This issue came to the forefront last year in Mexican baseball circles when David Gonzalez (Adrian’s father) who represents Mexican players filed a rather strange suit in California against the MLB to negate a LMB contract signed by a Mexican prospect who wanted to play in the Red Sox system. Apparently Boston balked at the price tag to release Daniel Pesquiera from his Mexican team and Gonzalez unsuccessfully filed suit to release him from his LMB contract. Pesquiera never made it to the Red Sox. Cases like this highlight the problems Mexican prospects face in getting to the minor leagues. Many end up being too expensive to be released from their contracts and as a result stay in the LMB.

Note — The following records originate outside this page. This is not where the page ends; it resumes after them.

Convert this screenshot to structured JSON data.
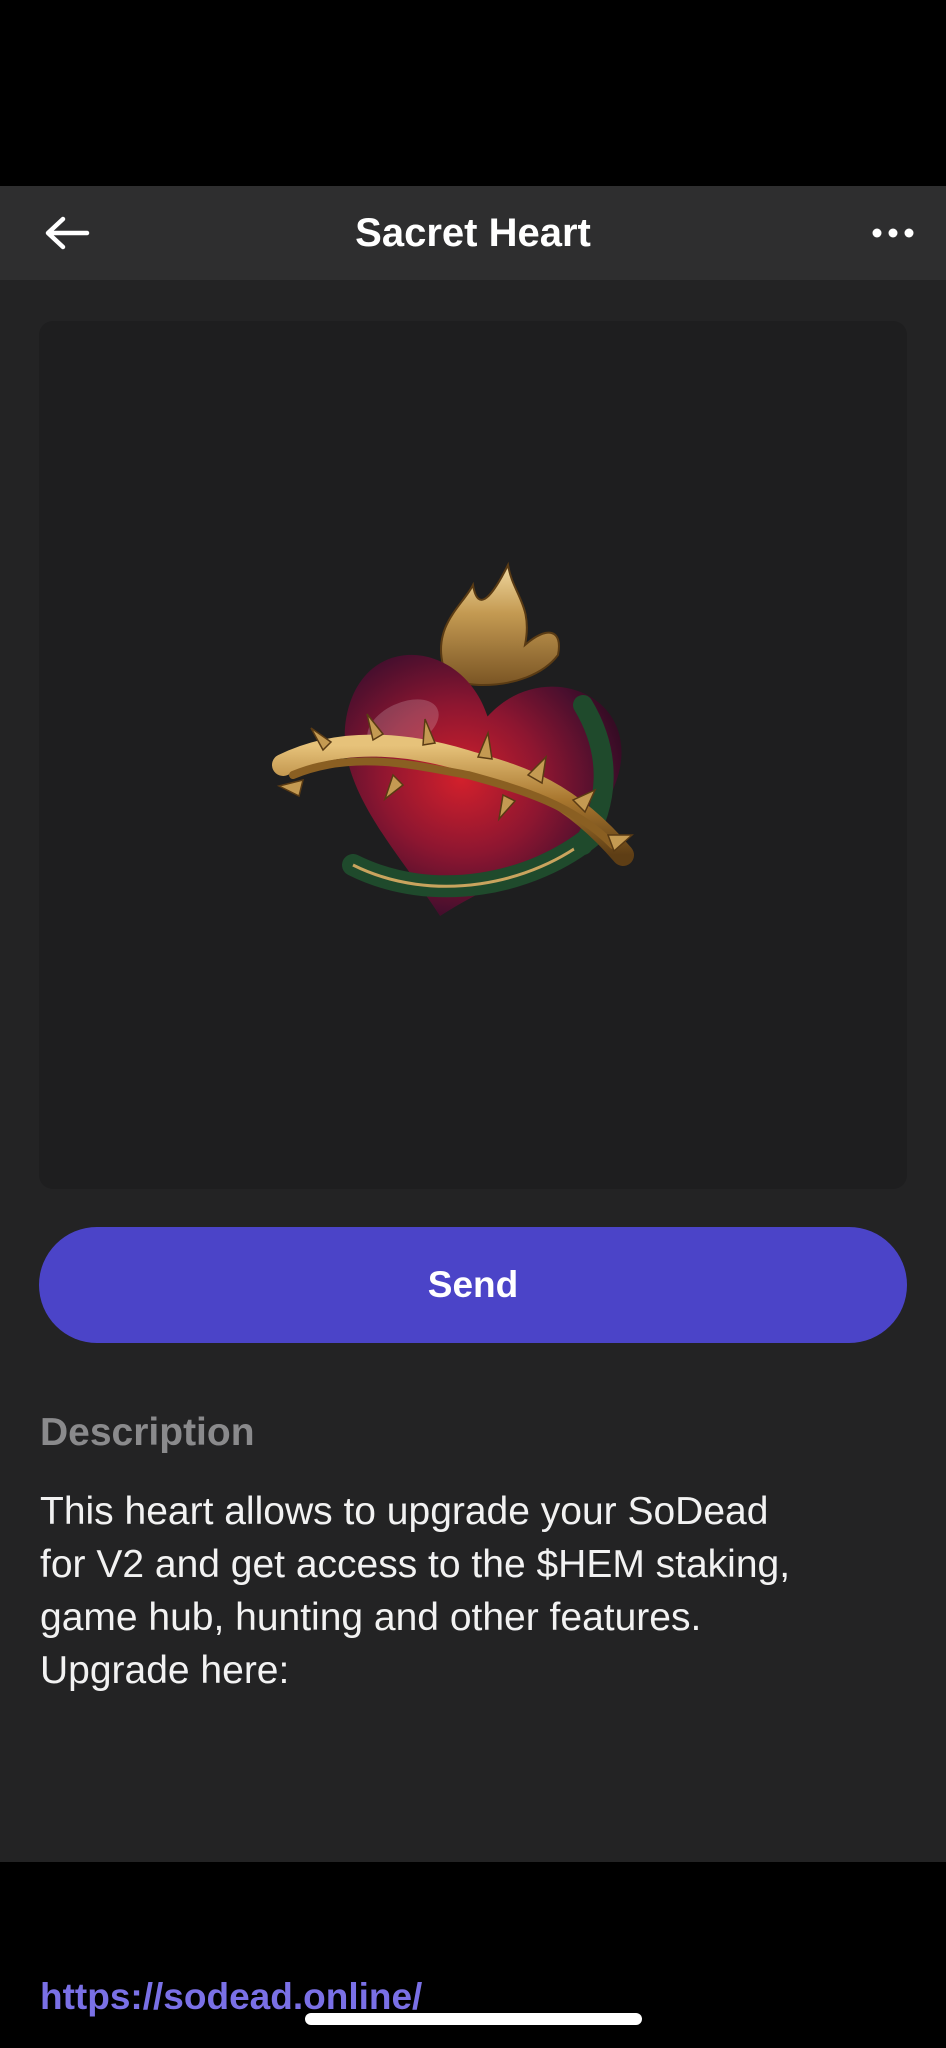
{
  "header": {
    "title": "Sacret Heart",
    "back_icon": "arrow-left-icon",
    "more_icon": "more-horizontal-icon"
  },
  "nft": {
    "image_alt": "Sacred heart with golden thorn crown"
  },
  "actions": {
    "send_label": "Send"
  },
  "description": {
    "heading": "Description",
    "text": "This heart allows to upgrade your SoDead\nfor V2 and get access to the $HEM staking,\ngame hub, hunting and other features.\nUpgrade here:",
    "link": "https://sodead.online/"
  },
  "colors": {
    "accent": "#4b44c8",
    "link": "#7a70e6",
    "background": "#232324",
    "header_bg": "#2e2e2f"
  }
}
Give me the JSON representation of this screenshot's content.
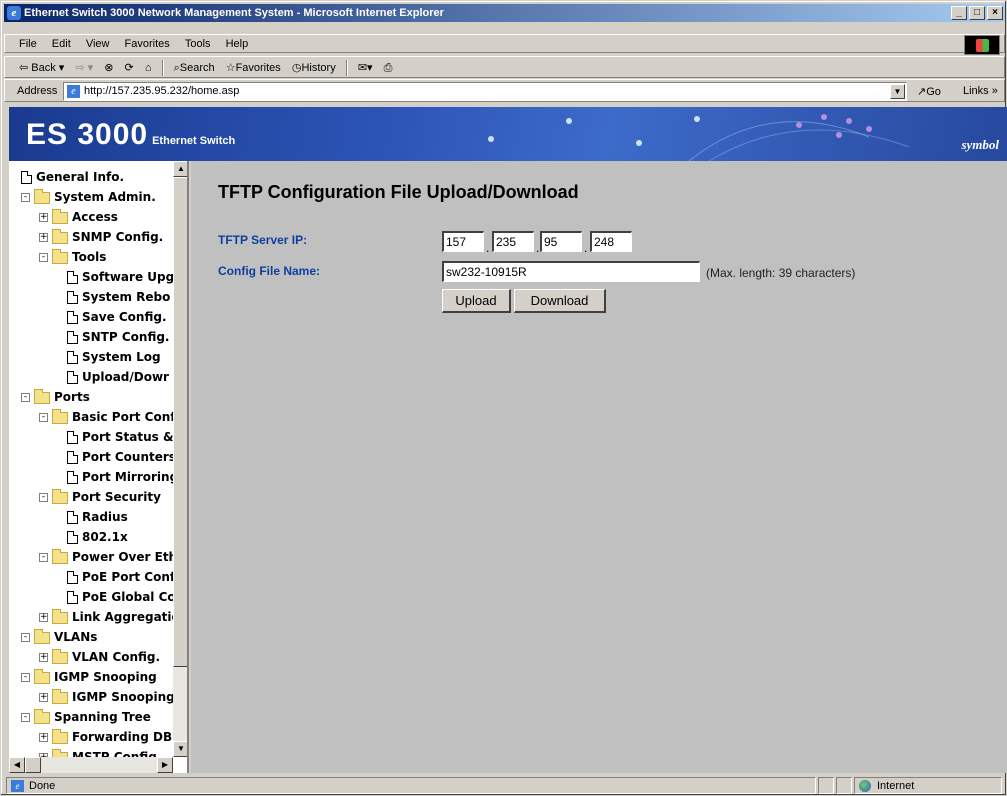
{
  "window": {
    "title": "Ethernet Switch 3000 Network Management System - Microsoft Internet Explorer",
    "min_label": "_",
    "max_label": "□",
    "close_label": "×"
  },
  "menu": [
    "File",
    "Edit",
    "View",
    "Favorites",
    "Tools",
    "Help"
  ],
  "toolbar": {
    "back": "Back",
    "search": "Search",
    "favorites": "Favorites",
    "history": "History"
  },
  "address": {
    "label": "Address",
    "url": "http://157.235.95.232/home.asp",
    "go": "Go",
    "links": "Links"
  },
  "banner": {
    "product": "ES 3000",
    "subtitle": "Ethernet Switch",
    "vendor": "symbol"
  },
  "tree": [
    {
      "label": "General Info.",
      "type": "doc",
      "level": 0
    },
    {
      "label": "System Admin.",
      "type": "folder",
      "level": 0,
      "expander": "-"
    },
    {
      "label": "Access",
      "type": "folder",
      "level": 1,
      "expander": "+"
    },
    {
      "label": "SNMP Config.",
      "type": "folder",
      "level": 1,
      "expander": "+"
    },
    {
      "label": "Tools",
      "type": "folder",
      "level": 1,
      "expander": "-"
    },
    {
      "label": "Software Upg",
      "type": "doc",
      "level": 2
    },
    {
      "label": "System Rebo",
      "type": "doc",
      "level": 2
    },
    {
      "label": "Save Config.",
      "type": "doc",
      "level": 2
    },
    {
      "label": "SNTP Config.",
      "type": "doc",
      "level": 2
    },
    {
      "label": "System Log",
      "type": "doc",
      "level": 2
    },
    {
      "label": "Upload/Dowr",
      "type": "doc",
      "level": 2
    },
    {
      "label": "Ports",
      "type": "folder",
      "level": 0,
      "expander": "-"
    },
    {
      "label": "Basic Port Confi",
      "type": "folder",
      "level": 1,
      "expander": "-"
    },
    {
      "label": "Port Status &",
      "type": "doc",
      "level": 2
    },
    {
      "label": "Port Counters",
      "type": "doc",
      "level": 2
    },
    {
      "label": "Port Mirroring",
      "type": "doc",
      "level": 2
    },
    {
      "label": "Port Security",
      "type": "folder",
      "level": 1,
      "expander": "-"
    },
    {
      "label": "Radius",
      "type": "doc",
      "level": 2
    },
    {
      "label": "802.1x",
      "type": "doc",
      "level": 2
    },
    {
      "label": "Power Over Eth",
      "type": "folder",
      "level": 1,
      "expander": "-"
    },
    {
      "label": "PoE Port Conf",
      "type": "doc",
      "level": 2
    },
    {
      "label": "PoE Global Co",
      "type": "doc",
      "level": 2
    },
    {
      "label": "Link Aggregatio",
      "type": "folder",
      "level": 1,
      "expander": "+"
    },
    {
      "label": "VLANs",
      "type": "folder",
      "level": 0,
      "expander": "-"
    },
    {
      "label": "VLAN Config.",
      "type": "folder",
      "level": 1,
      "expander": "+"
    },
    {
      "label": "IGMP Snooping",
      "type": "folder",
      "level": 0,
      "expander": "-"
    },
    {
      "label": "IGMP Snooping",
      "type": "folder",
      "level": 1,
      "expander": "+"
    },
    {
      "label": "Spanning Tree",
      "type": "folder",
      "level": 0,
      "expander": "-"
    },
    {
      "label": "Forwarding DB",
      "type": "folder",
      "level": 1,
      "expander": "+"
    },
    {
      "label": "MSTP Config",
      "type": "folder",
      "level": 1,
      "expander": "+"
    }
  ],
  "page": {
    "title": "TFTP Configuration File Upload/Download",
    "server_ip_label": "TFTP Server IP:",
    "ip": [
      "157",
      "235",
      "95",
      "248"
    ],
    "file_label": "Config File Name:",
    "file_value": "sw232-10915R",
    "file_note": "(Max. length: 39 characters)",
    "upload_label": "Upload",
    "download_label": "Download"
  },
  "status": {
    "text": "Done",
    "zone": "Internet"
  }
}
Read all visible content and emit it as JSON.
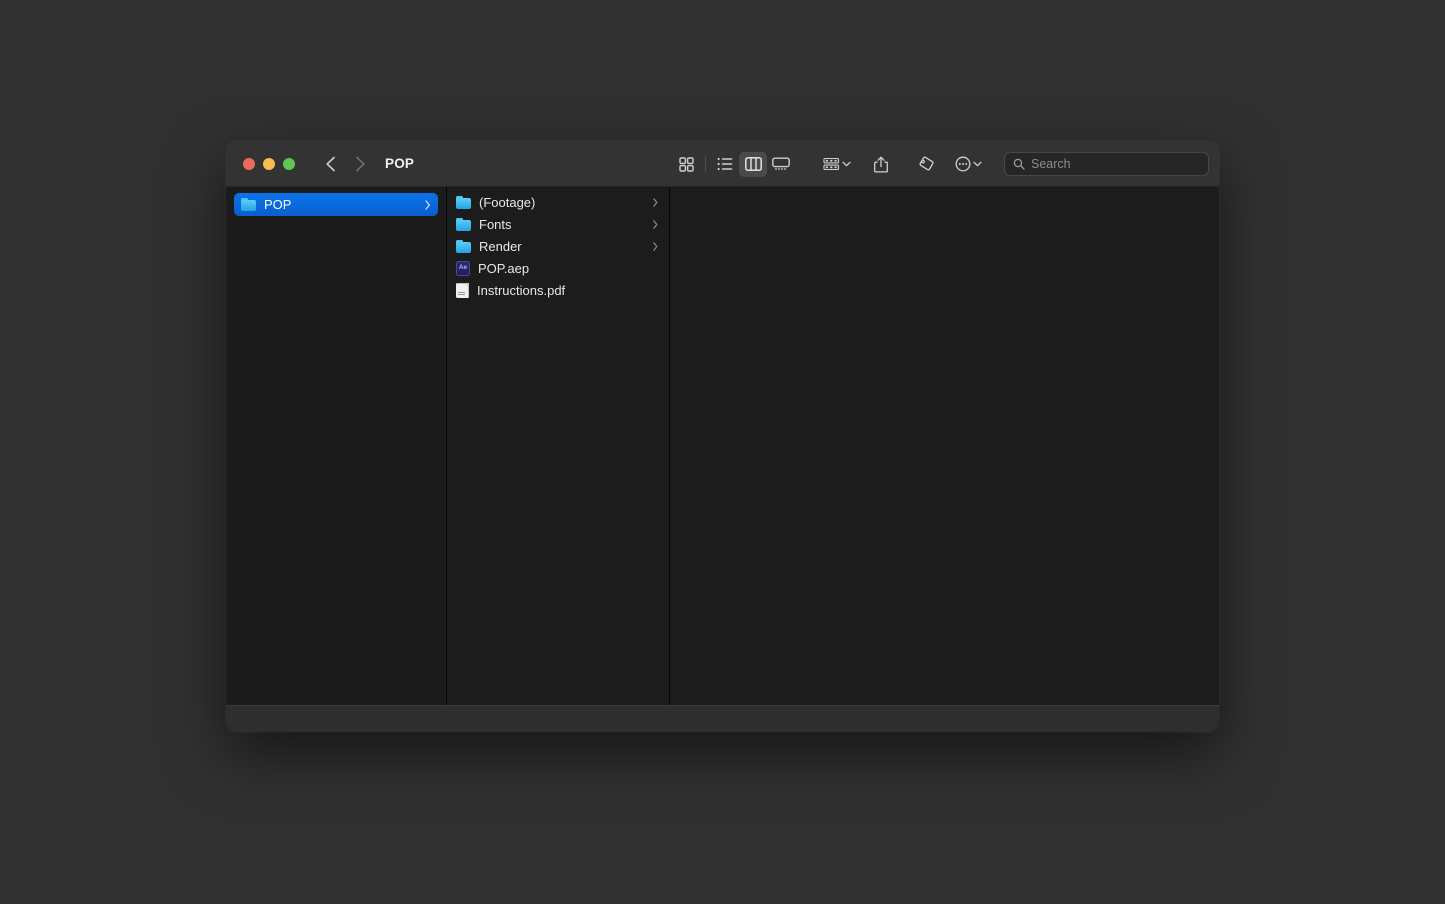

Cultural and Social Transition to Playing in the US – Many players have a difficult time making the cultural and social transition to life in the minor leagues and are simply not prepared to succeed. Imagine your 16-year-old being shipped off to a small rural town in a country where he doesn’t speak the language, doesn’t know the culture, and, in addition, consider that fact that he has practically no education. The current trend is to sign prospects as young as possible, but they are simply not in a good position to succeed. They don’t have the tools. In Mexico, there are baseball academies linked to the Mexican professional teams but in very few instances education is even offered to children as young as 14.
In order to succeed, Mexican players need to be educated, not only in baseball but in life. They need to learn English. They need to have exposure to the US prior to being sent to a small minor league town. They need to expand their cultural horizons. They need to have a reasonable option to dropping out of school and immediately entering Mexican professional baseball at 14 or 15 years old. They need to have a reason to become educated and a developmental option with a strong life/educational component is a long-term solution that will generate productive players.
These issues are difficult, but not impossible to overcome. If MLB truly wants the next Fernando to energize its fan base and create multi-generational followers, they will need to invest in Mexico. There is no way around it. Not only will an investment in underprivileged Mexican children resonate with the large and growing Mexican-American communities in the US but it will create a whole new generation of fans and in the process potentially develop the Fernando Valenzuela of a new generation.